California's $68 billion bullet train is supposed to travel from San Francisco to Los Angeles in less than two hours and 40 minutes.
That speed - an average of more than 140 mph, including stops - is a legal requirement, written into the state voter initiative that gave the project the go-ahead in 2008...
But according to a lawsuit filed by project opponents, the state High-Speed Rail Authority has not done any studies or written reports to verify that the trains actually will go fast enough to follow the law. The suit, filed by the County of Kings Board of Supervisors, quotes a May 31 email from a project official as saying that "no document exists" to verify that the train can meet its travel time deadline...
Some rail experts, including advocates of the California project, questioned how bullet train speeds could be maintained.
"All over the state ... they're going to use commuter trains, Caltrain, light rail in Stockton," [Kings County lawyer Michael] Brady said. "You're not going to be able to get from Los Angeles to San Francisco in six hours."
That would violate state law. But if the train is too slow, the project is doomed anyway, many experts say, because most passengers will buy a plane ticket instead.
By way of comparison, a flight between Los Angeles and San Francisco generally takes just under an hour.
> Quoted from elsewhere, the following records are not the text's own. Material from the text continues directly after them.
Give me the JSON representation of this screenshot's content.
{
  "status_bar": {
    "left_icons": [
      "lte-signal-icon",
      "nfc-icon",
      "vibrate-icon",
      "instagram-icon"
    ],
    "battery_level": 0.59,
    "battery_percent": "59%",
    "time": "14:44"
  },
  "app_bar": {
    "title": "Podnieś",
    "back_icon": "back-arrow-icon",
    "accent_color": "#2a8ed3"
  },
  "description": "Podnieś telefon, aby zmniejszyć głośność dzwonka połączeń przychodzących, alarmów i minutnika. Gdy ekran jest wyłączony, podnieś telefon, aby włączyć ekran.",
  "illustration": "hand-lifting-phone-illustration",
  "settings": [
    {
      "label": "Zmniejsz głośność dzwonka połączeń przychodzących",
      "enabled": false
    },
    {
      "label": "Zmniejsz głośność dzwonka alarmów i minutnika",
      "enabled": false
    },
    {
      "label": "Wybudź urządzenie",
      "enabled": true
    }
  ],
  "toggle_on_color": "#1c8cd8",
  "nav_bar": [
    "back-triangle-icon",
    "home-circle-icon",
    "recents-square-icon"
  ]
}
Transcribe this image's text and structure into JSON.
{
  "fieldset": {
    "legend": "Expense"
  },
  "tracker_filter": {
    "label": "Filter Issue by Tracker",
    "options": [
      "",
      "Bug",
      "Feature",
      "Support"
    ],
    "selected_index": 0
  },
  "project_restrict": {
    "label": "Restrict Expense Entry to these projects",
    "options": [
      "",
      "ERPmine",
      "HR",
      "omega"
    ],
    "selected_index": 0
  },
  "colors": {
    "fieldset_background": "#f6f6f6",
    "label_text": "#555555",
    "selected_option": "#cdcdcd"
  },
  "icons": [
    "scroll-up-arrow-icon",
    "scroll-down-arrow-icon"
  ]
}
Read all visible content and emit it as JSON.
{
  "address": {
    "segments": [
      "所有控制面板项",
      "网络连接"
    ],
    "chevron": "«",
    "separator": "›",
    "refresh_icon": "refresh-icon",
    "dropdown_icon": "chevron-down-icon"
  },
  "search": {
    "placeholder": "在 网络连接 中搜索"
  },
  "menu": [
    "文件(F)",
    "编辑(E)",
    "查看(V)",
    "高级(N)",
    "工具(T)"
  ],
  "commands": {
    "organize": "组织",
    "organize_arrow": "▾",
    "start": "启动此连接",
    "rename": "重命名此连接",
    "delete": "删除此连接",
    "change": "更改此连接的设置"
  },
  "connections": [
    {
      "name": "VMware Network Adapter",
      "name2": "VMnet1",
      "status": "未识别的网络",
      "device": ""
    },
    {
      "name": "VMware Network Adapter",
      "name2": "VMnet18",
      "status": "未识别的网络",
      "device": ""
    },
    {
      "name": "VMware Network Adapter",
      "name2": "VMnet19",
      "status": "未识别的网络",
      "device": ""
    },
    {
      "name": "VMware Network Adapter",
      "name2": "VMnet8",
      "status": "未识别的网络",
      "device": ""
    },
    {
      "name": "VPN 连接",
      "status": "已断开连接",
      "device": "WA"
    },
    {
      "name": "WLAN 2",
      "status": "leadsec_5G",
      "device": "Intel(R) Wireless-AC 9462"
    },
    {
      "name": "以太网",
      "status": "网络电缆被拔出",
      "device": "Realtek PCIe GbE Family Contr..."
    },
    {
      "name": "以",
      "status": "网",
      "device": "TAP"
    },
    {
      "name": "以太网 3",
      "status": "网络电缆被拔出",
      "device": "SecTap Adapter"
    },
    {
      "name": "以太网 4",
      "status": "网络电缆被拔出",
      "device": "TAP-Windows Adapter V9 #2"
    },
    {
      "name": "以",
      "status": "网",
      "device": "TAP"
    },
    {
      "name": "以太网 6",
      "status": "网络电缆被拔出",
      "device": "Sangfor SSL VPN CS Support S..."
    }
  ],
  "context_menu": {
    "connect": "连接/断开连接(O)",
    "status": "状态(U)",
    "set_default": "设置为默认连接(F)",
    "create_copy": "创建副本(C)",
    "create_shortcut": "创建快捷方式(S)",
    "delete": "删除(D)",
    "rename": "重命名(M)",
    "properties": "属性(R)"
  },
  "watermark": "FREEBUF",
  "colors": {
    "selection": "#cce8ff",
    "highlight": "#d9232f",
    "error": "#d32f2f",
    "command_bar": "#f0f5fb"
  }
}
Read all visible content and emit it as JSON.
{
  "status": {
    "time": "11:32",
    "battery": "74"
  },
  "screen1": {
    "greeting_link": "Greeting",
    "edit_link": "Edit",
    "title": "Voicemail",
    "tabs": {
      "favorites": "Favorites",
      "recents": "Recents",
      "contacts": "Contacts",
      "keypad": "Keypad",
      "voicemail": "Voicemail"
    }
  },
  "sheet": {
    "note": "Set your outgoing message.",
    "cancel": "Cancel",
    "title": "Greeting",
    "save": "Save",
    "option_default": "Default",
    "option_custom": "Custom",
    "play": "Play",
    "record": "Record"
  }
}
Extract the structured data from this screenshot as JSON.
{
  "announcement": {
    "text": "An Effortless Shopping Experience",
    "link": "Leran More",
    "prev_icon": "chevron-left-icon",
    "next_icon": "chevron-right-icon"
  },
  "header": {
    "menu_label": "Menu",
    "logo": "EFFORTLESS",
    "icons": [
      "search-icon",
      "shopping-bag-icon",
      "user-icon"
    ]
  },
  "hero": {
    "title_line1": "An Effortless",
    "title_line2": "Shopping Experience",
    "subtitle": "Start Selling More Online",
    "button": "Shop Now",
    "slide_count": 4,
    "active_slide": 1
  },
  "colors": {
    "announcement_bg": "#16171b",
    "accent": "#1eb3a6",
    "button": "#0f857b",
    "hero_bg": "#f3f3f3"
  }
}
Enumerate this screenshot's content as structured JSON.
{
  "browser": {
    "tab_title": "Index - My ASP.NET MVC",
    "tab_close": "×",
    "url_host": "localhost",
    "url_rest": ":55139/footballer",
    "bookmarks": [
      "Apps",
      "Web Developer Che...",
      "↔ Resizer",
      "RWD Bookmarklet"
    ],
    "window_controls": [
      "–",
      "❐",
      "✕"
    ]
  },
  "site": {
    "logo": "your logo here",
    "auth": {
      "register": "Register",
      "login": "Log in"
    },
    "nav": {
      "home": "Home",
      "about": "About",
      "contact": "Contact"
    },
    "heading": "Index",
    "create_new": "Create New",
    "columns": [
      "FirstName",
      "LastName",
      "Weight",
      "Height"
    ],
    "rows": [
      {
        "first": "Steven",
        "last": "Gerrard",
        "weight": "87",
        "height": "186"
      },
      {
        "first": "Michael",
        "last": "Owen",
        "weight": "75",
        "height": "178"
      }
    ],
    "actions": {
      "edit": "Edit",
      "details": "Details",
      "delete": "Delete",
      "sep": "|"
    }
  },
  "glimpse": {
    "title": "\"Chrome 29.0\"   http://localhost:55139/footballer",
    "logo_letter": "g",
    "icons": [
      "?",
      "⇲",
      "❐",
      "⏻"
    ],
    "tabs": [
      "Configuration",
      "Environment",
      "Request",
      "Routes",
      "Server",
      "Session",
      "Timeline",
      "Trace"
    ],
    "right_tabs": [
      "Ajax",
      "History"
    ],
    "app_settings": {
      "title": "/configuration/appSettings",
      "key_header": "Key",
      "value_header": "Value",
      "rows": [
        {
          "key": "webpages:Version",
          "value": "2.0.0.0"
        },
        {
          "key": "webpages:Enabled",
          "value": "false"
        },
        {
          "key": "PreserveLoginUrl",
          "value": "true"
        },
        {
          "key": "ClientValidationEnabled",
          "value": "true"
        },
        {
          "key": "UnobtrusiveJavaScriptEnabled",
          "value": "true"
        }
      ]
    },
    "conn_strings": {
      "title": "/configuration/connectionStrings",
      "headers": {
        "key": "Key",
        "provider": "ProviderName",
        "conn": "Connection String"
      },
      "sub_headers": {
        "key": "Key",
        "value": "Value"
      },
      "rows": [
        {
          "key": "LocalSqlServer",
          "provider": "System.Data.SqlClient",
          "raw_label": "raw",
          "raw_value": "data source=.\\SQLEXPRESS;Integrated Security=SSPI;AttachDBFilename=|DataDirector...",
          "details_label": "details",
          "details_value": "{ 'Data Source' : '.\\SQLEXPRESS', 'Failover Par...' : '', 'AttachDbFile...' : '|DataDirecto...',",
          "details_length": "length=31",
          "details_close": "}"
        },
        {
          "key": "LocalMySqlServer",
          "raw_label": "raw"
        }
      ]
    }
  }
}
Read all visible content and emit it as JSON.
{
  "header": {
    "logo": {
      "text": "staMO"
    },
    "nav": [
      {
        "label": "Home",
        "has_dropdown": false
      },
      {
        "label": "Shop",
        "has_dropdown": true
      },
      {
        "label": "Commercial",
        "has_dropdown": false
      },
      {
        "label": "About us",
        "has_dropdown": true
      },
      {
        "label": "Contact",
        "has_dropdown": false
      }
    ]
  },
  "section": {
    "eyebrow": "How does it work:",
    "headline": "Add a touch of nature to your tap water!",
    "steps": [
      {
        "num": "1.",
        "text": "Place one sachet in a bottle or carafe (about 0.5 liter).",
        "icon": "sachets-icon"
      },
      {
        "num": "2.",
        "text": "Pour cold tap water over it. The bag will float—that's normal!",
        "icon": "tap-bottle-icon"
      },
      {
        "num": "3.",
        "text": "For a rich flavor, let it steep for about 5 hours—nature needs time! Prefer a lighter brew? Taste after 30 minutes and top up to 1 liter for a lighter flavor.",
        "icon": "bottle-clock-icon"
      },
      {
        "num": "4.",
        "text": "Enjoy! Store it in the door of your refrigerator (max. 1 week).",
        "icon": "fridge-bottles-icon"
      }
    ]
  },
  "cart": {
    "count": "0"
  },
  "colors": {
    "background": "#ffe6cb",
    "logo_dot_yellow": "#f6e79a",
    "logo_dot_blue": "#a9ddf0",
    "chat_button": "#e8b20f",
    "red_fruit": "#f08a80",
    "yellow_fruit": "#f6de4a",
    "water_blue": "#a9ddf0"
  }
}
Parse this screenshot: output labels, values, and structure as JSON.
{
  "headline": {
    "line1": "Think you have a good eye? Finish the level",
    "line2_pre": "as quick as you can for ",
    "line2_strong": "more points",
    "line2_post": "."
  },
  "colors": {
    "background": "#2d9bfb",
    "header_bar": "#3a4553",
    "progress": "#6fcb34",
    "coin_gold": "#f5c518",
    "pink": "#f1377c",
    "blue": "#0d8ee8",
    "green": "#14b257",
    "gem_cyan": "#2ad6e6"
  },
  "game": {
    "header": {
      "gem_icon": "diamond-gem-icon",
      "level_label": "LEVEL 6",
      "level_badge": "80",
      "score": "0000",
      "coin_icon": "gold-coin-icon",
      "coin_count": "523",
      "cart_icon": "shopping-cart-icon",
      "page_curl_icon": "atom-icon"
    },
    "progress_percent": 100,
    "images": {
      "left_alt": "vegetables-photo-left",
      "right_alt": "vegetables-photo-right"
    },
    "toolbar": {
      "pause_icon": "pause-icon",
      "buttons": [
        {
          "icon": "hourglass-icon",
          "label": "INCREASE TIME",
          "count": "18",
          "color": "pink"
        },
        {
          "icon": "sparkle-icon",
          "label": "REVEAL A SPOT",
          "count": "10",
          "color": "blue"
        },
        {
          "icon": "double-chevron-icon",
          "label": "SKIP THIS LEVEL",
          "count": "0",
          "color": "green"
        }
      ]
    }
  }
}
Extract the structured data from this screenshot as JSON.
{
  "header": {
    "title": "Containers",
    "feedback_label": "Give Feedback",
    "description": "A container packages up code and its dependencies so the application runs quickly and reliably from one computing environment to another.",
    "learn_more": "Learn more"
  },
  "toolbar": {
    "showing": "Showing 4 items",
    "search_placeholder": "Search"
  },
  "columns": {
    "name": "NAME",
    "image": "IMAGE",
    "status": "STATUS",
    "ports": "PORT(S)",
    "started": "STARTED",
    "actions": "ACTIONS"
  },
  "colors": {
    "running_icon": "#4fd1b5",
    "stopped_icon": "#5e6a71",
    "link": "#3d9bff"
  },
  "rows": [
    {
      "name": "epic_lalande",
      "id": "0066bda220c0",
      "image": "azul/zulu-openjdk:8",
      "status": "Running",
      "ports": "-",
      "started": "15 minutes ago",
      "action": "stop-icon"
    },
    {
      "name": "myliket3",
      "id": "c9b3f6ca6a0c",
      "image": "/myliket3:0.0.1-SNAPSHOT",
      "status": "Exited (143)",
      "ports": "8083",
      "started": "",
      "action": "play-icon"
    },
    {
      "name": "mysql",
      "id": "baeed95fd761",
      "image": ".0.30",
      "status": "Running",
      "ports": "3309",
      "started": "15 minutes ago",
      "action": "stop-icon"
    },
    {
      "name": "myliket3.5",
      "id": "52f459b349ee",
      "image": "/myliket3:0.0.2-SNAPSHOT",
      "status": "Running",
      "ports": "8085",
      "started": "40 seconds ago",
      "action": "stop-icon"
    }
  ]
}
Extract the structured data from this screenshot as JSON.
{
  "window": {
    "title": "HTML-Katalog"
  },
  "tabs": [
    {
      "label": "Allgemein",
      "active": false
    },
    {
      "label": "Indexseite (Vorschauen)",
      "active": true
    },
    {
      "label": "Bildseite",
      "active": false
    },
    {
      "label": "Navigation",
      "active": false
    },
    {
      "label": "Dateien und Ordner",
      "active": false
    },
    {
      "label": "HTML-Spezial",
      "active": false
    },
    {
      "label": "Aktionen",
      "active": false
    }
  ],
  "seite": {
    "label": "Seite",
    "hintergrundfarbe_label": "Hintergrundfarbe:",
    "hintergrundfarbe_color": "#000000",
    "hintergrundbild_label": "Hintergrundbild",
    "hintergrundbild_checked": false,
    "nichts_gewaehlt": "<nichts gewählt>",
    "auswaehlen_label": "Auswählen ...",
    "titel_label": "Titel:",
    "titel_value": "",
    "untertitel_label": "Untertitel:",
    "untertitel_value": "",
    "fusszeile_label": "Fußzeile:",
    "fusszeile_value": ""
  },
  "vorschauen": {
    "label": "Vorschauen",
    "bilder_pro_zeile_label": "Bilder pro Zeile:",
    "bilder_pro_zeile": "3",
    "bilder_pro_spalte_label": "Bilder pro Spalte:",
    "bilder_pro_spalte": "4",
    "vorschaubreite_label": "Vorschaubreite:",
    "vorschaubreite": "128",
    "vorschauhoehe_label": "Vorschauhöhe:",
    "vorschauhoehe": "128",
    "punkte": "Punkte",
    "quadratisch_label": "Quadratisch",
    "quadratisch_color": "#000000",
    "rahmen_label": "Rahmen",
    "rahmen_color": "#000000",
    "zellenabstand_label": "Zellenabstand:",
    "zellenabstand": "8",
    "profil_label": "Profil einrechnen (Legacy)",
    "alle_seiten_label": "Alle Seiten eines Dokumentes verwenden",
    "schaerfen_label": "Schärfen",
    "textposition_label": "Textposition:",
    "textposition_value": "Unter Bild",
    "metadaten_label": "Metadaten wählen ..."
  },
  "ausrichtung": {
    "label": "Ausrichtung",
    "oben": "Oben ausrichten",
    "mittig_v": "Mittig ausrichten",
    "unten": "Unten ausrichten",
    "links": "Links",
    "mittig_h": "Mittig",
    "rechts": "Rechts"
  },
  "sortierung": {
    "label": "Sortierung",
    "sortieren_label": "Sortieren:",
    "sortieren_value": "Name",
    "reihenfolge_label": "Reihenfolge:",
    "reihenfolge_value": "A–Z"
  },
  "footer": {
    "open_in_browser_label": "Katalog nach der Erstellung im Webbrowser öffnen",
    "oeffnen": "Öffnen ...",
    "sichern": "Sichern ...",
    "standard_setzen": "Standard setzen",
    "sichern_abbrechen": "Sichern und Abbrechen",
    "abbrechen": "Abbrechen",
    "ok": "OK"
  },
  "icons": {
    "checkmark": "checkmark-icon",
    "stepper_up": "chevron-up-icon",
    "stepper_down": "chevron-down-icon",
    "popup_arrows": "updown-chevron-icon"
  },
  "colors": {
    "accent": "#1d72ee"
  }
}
So if Mr. Brady's numbers are right, California's great leap forward in the transportation sector will take six times as long as commercial air travel.
It's no wonder that California voters are now publicly recanting their support of high-speed rail. Only central planning could make convenience so inconvenient.